“I felt that nuclear was a very difficult subject, especially in the US and UK, because the origins of the industry there were weaponry. Eventually, both embraced commercial nuclear power. I felt it would be a big issue again, something that would have to be -seriously considered.”
There is a sense of renewal about Parker. He has come back to the UK after a marathon stint in the US, where he made it to the top of Dow, which he joined in 1968 when his fellow students at the University of Manchester Institute of Science and Technology were busy protesting about anything and anyone that did not have long hair. After three-and-a-bit decades, Parker ran a company with 42,000 employees in 175 countries and a -market capitalisation of some $46bn.
So policy and public-sector process present a new challenge for an experienced private–sector operator who turns 60 today. “Dow was a very big private global enterprise, very successful, very powerful. I’d never dealt with government. I thought that would be interesting.”
And, in fairness, he had a bit of time on his hands. Parker was voted in to the top job at Dow in February 2000. He had the task of overseeing the $3.9bn acquisition of Union Carbide, a job that saw him having to deal with people protesting about the aftermath of the Bhopal disaster holding a candlelit vigil outside his Michigan family home.
He managed that challenge by going out and talking to them.
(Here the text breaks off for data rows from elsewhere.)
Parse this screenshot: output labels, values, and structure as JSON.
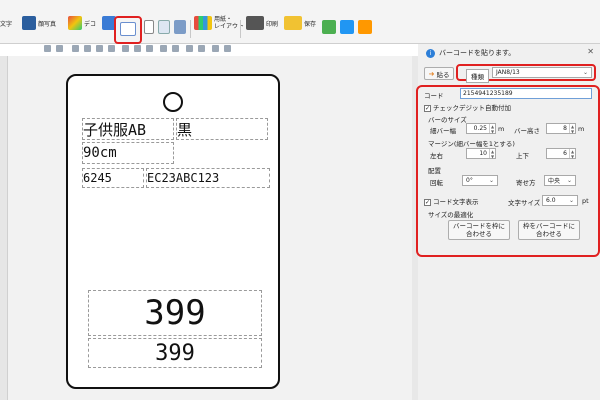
{
  "toolbar": {
    "text_label": "文字",
    "photo_label": "顔写真",
    "deco_label": "デコ",
    "paper_label": "用紙・\nレイアウト",
    "print_label": "印刷",
    "save_label": "保存"
  },
  "canvas": {
    "fields": {
      "product_name": "子供服AB",
      "color": "黒",
      "size": "90cm",
      "number": "6245",
      "code": "EC23ABC123",
      "price_big": "399",
      "price_small": "399"
    }
  },
  "panel": {
    "title": "バーコードを貼ります。",
    "paste_button": "貼る",
    "type_label": "種類",
    "type_value": "JAN8/13",
    "code_label": "コード",
    "code_value": "2154941235189",
    "check_digit_label": "チェックデジット自動付加",
    "bar_size_label": "バーのサイズ",
    "narrow_bar_label": "細バー幅",
    "narrow_bar_value": "0.25",
    "narrow_bar_unit": "m",
    "bar_height_label": "バー高さ",
    "bar_height_value": "8",
    "bar_height_unit": "m",
    "margin_label": "マージン(細バー幅を1とする)",
    "lr_label": "左右",
    "lr_value": "10",
    "tb_label": "上下",
    "tb_value": "6",
    "layout_label": "配置",
    "rotate_label": "回転",
    "rotate_value": "0°",
    "align_label": "寄せ方",
    "align_value": "中央",
    "show_text_label": "コード文字表示",
    "font_size_label": "文字サイズ",
    "font_size_value": "6.0",
    "font_size_unit": "pt",
    "optimize_label": "サイズの最適化",
    "fit_width_button_line1": "バーコードを枠に",
    "fit_width_button_line2": "合わせる",
    "fit_frame_button_line1": "枠をバーコードに",
    "fit_frame_button_line2": "合わせる"
  },
  "colors": {
    "highlight": "#e02020",
    "accent_blue": "#2d7fd8",
    "orange": "#e4862b"
  }
}
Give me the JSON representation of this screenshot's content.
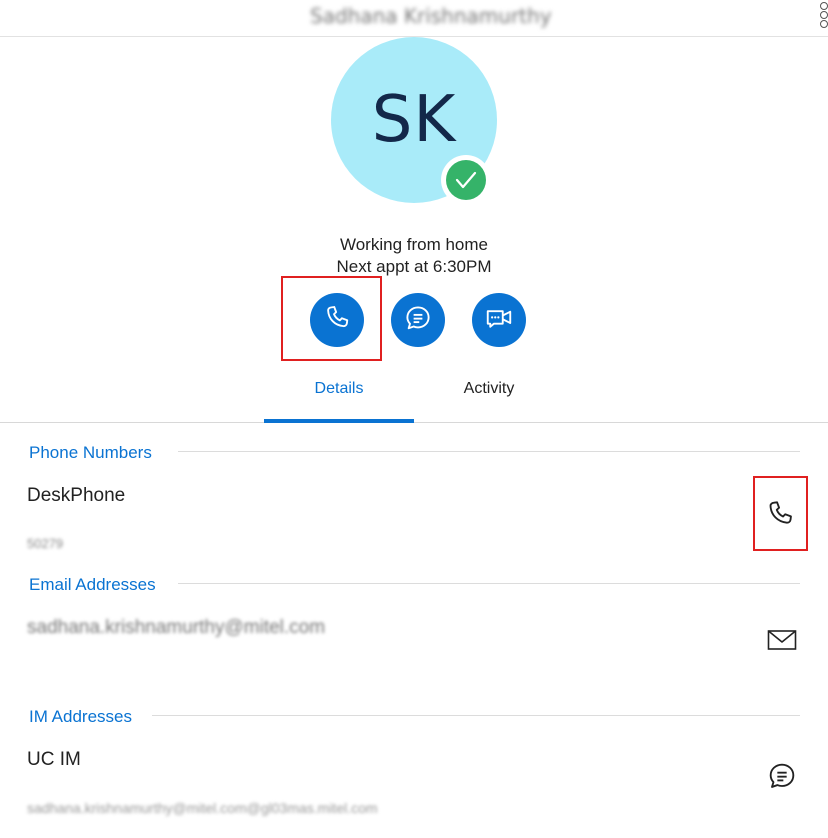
{
  "header": {
    "contact_name": "Sadhana Krishnamurthy"
  },
  "profile": {
    "initials": "SK",
    "presence_status": "available",
    "status_line_1": "Working from home",
    "status_line_2": "Next appt at 6:30PM",
    "colors": {
      "avatar_bg": "#a9ebf9",
      "initials": "#13284a",
      "presence_green": "#35b369",
      "accent_blue": "#0a73d2"
    }
  },
  "actions": [
    {
      "name": "call-button",
      "icon": "phone-icon"
    },
    {
      "name": "chat-button",
      "icon": "chat-bubble-icon"
    },
    {
      "name": "video-button",
      "icon": "video-chat-icon"
    }
  ],
  "tabs": [
    {
      "label": "Details",
      "active": true
    },
    {
      "label": "Activity",
      "active": false
    }
  ],
  "sections": {
    "phone": {
      "title": "Phone Numbers",
      "entry_label": "DeskPhone",
      "entry_value": "50279",
      "action_icon": "phone-icon"
    },
    "email": {
      "title": "Email Addresses",
      "entry_value": "sadhana.krishnamurthy@mitel.com",
      "action_icon": "envelope-icon"
    },
    "im": {
      "title": "IM Addresses",
      "entry_label": "UC IM",
      "entry_value": "sadhana.krishnamurthy@mitel.com@gl03mas.mitel.com",
      "action_icon": "chat-bubble-icon"
    }
  }
}
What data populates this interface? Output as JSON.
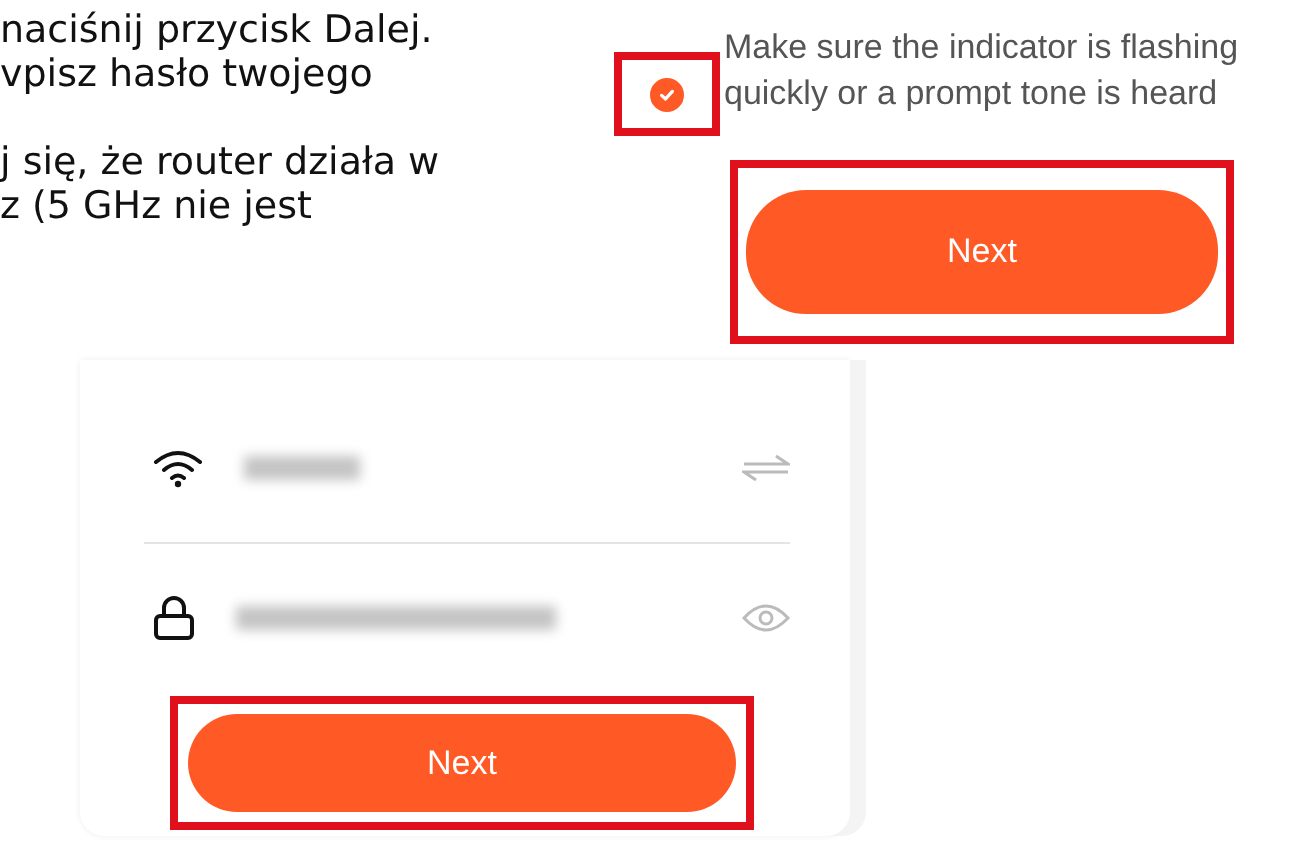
{
  "article": {
    "paragraphs": [
      {
        "lines": [
          "naciśnij przycisk Dalej.",
          "vpisz hasło twojego"
        ]
      },
      {
        "lines": [
          "j się, że router działa w",
          "z (5 GHz nie jest"
        ]
      }
    ]
  },
  "confirm_screen": {
    "checkbox": {
      "checked": true,
      "label": "Make sure the indicator is flashing quickly or a prompt tone is heard",
      "highlighted": true
    },
    "button": {
      "label": "Next",
      "highlighted": true
    }
  },
  "wifi_screen": {
    "fields": [
      {
        "kind": "network"
      },
      {
        "kind": "password"
      }
    ],
    "button": {
      "label": "Next",
      "highlighted": true
    }
  }
}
But there were other forces that were more difficult to resist: “The chemicals industry went into the worst trough it has been in 30 years. The results became -difficult and, basically, I got shot at the end of 2002, and my predecessor [the chairman and former chief executive] came back.” Parker is still plainly shocked and angered by it: “It was a crossroads. It was a big surprise. It was a big surprise in the industry… I made it very clear to them they were going to fire me. I wasn’t resigning. The industry press were also shocked as to what had occurred.”
But the headhunters beat a path to his door round about the time when it seemed that the war in Iraq was going to be easily won (the beginning of the markets’ “Baghdad bounce” in early 2003). However, Parker was still feeling pretty raw and took some persuading. “There were some feelings that was it really even a good idea to work again, given what had happened. I decided I would be open to working again. I was a capable person, but not looking. I was still adjusting to what had happened.”
Former colleagues reckon Parker is made of pretty durable material: “It’s not just -getting to the top at a big American corporate Dow, which is an achievement he shares with very few Brits – Alex Trotman at Ford, and Tony O’Reilly at Heinz, if you count the dual nationality, are two of a very small handful,” says one. “He’s a natural competitor, and he can’t sit still for long.”
Parker, an outstanding sportsman who captained Merseyside Grammar Schools at cricket and British Universities at tennis, also had a Liverpudlian upbringing to teach him what resolve in the face of hardship and conflict really was all about. He is old enough to remember the bad old days of sectarianism in the Liverpool of his childhood. Parker’s mother (“a lioness with her children – she gave us confidence, no matter how difficult the circumstances we faced”) was one of 13 children, and was excluded from the Catholic Church for marrying a Protestant and not bringing the children up as Catholics. And Parker’s father, an artillery captain under Montgomery in the Second World War desert campaign, came back from the war badly shell-shocked: “He would sleepwalk, counting corpses for years,” recalls Parker.
Although he is working himself out of a job, Parker will take on others. He has just accepted a non-executive directorship at Invensys, and a “serial” non-executive role may be his in the future. “I have a lot of experience and energy to offer,” he says, no pun intended.